Report how many lines contain the word "Must" in the listing that follows. Give nothing besides the number.

======

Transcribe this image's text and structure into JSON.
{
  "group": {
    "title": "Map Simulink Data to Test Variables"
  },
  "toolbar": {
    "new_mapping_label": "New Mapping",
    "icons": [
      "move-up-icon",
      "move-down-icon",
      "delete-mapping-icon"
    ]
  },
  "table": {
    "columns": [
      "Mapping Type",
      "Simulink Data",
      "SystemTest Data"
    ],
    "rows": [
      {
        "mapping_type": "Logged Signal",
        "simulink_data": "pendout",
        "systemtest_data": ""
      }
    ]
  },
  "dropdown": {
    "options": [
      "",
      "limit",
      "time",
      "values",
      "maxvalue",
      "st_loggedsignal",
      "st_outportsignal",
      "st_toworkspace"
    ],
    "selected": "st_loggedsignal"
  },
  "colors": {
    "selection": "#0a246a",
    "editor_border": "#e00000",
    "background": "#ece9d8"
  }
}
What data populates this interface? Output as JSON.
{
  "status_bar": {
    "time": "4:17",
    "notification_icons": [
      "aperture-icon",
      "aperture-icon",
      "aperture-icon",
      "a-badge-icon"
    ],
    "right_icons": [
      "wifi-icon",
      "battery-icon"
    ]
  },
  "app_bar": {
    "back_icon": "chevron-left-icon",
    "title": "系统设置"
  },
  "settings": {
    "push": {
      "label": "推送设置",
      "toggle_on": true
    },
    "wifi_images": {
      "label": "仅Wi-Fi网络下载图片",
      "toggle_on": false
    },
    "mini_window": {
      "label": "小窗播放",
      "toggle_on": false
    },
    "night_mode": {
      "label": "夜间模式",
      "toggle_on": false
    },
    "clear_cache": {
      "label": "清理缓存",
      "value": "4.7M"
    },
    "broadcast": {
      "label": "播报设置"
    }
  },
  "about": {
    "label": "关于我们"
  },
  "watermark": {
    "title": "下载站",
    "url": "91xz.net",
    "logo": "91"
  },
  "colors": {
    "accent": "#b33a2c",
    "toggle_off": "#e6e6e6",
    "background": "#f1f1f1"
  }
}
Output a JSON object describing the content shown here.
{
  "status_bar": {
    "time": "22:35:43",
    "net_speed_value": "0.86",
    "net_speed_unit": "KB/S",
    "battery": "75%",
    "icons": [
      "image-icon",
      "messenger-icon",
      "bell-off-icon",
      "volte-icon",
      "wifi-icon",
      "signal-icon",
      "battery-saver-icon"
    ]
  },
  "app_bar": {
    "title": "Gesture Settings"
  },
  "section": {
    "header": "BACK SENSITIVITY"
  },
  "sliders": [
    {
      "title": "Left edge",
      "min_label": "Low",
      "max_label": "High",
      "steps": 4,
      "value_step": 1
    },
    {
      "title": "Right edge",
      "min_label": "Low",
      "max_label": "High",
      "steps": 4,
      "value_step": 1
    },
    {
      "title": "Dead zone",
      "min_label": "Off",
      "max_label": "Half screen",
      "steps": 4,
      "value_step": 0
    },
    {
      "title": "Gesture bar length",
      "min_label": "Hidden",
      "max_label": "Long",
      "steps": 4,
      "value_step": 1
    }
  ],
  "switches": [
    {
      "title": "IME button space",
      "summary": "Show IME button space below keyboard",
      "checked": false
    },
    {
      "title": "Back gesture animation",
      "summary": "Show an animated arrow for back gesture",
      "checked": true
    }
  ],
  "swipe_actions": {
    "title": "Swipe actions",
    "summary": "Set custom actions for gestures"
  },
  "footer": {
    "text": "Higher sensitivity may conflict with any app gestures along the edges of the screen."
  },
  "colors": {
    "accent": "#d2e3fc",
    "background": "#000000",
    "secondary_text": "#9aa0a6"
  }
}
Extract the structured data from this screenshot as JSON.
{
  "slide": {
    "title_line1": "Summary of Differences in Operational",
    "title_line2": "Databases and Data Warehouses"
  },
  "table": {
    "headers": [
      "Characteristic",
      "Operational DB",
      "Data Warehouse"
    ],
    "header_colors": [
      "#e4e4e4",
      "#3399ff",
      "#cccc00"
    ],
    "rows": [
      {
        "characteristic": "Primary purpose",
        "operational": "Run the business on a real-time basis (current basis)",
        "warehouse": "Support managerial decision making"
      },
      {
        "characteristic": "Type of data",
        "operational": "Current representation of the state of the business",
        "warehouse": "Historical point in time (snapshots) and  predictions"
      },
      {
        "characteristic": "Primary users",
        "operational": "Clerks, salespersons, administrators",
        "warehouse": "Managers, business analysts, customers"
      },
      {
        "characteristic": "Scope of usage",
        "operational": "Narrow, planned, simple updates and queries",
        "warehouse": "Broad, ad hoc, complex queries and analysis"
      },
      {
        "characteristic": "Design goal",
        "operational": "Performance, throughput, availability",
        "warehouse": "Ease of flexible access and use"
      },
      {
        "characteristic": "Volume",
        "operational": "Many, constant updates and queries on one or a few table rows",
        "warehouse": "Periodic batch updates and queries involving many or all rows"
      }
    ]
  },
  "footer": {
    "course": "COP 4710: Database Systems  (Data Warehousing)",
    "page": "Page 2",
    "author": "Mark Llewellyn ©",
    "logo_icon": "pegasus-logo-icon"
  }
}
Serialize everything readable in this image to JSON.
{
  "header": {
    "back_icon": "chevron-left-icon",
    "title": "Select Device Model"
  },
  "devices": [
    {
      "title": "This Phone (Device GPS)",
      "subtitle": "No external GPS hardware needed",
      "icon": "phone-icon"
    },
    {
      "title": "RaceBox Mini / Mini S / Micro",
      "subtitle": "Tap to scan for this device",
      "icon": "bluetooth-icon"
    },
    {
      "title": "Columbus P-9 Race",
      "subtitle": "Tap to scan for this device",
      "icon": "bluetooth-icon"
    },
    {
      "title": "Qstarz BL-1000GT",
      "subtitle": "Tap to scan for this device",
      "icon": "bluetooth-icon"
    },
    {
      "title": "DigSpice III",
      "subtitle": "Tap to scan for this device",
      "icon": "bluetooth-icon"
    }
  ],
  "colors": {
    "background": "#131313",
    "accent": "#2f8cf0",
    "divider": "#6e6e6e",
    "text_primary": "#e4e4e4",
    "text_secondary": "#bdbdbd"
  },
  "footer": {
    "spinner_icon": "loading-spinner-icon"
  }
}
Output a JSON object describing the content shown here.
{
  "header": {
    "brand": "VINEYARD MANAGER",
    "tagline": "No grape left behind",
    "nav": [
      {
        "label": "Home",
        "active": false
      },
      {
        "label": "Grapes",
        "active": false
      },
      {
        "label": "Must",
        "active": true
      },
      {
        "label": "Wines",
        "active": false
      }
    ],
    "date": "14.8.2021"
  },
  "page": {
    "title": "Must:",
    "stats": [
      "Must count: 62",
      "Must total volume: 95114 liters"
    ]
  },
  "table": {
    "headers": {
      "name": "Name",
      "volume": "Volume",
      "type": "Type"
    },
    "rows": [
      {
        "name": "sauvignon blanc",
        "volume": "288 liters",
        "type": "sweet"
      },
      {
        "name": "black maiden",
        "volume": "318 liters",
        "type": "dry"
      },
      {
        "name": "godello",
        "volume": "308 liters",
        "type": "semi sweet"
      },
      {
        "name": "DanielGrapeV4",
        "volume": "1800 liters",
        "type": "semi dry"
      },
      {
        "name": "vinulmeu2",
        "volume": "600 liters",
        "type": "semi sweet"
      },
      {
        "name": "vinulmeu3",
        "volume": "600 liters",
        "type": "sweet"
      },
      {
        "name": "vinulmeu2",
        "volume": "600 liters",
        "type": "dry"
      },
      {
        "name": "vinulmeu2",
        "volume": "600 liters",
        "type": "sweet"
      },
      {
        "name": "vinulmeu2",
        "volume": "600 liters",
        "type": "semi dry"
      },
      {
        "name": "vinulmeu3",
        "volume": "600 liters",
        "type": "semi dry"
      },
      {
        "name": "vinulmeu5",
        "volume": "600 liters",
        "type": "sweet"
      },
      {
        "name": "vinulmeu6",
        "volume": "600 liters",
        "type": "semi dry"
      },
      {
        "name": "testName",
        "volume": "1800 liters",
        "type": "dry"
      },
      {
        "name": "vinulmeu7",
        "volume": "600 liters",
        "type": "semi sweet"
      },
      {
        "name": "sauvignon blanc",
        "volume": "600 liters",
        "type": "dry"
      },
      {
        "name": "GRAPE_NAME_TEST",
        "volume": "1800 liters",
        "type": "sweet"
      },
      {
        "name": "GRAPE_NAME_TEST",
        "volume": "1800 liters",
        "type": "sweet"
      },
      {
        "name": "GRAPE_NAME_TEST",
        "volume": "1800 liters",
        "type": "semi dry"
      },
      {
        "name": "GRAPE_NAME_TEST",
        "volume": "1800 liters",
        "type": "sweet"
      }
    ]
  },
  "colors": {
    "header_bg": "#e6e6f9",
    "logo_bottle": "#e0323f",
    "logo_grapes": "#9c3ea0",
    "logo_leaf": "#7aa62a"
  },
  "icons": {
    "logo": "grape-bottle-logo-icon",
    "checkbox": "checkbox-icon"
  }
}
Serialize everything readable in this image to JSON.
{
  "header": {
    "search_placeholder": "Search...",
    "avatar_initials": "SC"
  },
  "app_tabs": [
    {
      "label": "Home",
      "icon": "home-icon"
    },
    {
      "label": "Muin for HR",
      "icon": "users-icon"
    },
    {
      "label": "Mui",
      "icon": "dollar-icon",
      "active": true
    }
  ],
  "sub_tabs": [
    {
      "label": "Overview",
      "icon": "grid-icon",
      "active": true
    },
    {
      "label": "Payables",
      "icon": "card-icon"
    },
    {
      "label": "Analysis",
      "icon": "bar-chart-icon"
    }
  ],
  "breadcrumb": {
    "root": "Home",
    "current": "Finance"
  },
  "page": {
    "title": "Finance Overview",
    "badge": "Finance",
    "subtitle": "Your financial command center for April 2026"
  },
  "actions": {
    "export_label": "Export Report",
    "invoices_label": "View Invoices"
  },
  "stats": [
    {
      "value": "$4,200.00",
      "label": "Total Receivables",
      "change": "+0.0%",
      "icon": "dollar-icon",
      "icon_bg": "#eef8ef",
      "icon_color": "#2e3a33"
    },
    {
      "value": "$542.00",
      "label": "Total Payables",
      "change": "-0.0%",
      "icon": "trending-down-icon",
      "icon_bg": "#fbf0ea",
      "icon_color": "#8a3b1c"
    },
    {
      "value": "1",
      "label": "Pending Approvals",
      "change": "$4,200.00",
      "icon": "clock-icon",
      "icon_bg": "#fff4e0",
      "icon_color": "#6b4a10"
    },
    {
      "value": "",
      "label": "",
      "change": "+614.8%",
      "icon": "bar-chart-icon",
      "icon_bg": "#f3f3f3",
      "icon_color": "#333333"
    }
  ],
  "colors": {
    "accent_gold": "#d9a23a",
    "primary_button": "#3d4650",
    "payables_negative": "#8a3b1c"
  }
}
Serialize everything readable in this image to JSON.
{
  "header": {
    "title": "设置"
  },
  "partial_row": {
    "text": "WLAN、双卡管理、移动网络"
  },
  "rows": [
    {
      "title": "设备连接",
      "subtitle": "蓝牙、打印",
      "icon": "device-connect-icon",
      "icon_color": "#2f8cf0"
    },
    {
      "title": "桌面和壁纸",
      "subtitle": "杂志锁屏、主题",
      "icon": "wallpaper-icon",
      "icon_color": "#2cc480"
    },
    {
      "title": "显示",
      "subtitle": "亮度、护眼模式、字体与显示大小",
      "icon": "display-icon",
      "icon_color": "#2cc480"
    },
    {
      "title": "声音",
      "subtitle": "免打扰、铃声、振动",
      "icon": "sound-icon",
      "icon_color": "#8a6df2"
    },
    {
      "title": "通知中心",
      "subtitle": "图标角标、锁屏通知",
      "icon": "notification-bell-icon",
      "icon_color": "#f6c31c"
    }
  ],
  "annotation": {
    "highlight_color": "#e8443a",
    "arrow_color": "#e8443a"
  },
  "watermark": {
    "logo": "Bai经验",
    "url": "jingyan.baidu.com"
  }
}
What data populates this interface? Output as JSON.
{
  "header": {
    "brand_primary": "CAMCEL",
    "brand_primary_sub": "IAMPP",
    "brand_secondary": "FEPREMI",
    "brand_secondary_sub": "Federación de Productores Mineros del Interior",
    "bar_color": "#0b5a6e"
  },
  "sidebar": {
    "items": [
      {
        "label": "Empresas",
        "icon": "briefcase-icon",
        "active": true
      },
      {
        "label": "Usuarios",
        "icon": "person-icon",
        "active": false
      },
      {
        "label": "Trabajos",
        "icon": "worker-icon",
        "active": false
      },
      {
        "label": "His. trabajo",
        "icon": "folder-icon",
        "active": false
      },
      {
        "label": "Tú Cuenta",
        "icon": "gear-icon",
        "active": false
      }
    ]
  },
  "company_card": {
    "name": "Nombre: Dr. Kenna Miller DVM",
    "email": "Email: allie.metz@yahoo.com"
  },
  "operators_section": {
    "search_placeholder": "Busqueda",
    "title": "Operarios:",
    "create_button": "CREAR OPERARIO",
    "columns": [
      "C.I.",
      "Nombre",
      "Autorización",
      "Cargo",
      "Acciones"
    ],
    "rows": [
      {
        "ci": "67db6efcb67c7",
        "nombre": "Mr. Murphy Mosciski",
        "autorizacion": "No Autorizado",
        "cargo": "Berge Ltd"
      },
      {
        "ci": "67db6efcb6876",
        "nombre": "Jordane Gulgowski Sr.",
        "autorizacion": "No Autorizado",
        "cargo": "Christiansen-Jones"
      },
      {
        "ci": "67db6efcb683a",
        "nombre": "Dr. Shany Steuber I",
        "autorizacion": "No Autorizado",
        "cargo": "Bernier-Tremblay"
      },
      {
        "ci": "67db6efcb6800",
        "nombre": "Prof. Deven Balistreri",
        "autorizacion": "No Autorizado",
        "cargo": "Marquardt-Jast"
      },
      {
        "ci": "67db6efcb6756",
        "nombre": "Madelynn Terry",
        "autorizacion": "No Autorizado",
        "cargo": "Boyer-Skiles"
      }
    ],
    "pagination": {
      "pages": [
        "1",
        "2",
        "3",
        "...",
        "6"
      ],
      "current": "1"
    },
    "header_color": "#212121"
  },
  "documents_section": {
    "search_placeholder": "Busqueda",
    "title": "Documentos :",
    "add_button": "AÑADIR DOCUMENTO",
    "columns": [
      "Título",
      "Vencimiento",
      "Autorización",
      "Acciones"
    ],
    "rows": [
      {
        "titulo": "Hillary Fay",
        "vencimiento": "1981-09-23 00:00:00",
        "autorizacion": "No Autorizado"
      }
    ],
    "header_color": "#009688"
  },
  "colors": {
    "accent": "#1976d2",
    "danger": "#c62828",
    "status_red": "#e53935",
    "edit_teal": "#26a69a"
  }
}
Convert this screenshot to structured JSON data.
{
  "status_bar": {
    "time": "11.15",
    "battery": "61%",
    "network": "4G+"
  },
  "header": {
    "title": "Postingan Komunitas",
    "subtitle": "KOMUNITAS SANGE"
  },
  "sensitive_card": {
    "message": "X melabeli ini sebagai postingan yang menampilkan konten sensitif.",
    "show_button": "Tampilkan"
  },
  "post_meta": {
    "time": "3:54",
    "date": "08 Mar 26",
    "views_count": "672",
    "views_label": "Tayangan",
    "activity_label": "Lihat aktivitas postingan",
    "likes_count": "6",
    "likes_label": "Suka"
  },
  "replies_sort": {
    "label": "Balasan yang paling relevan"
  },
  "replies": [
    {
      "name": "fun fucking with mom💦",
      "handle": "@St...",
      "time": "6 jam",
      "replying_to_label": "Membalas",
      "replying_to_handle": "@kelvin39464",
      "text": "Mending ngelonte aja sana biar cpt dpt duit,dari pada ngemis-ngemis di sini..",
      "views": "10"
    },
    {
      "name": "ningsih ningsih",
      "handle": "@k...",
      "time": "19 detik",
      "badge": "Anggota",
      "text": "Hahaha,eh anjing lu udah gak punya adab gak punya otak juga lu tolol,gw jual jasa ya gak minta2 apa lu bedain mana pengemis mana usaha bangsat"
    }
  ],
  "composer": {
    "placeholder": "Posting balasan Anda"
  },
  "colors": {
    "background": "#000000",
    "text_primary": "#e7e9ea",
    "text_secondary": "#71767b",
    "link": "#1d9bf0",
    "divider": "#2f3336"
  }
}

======

- [Answer for the task]: 4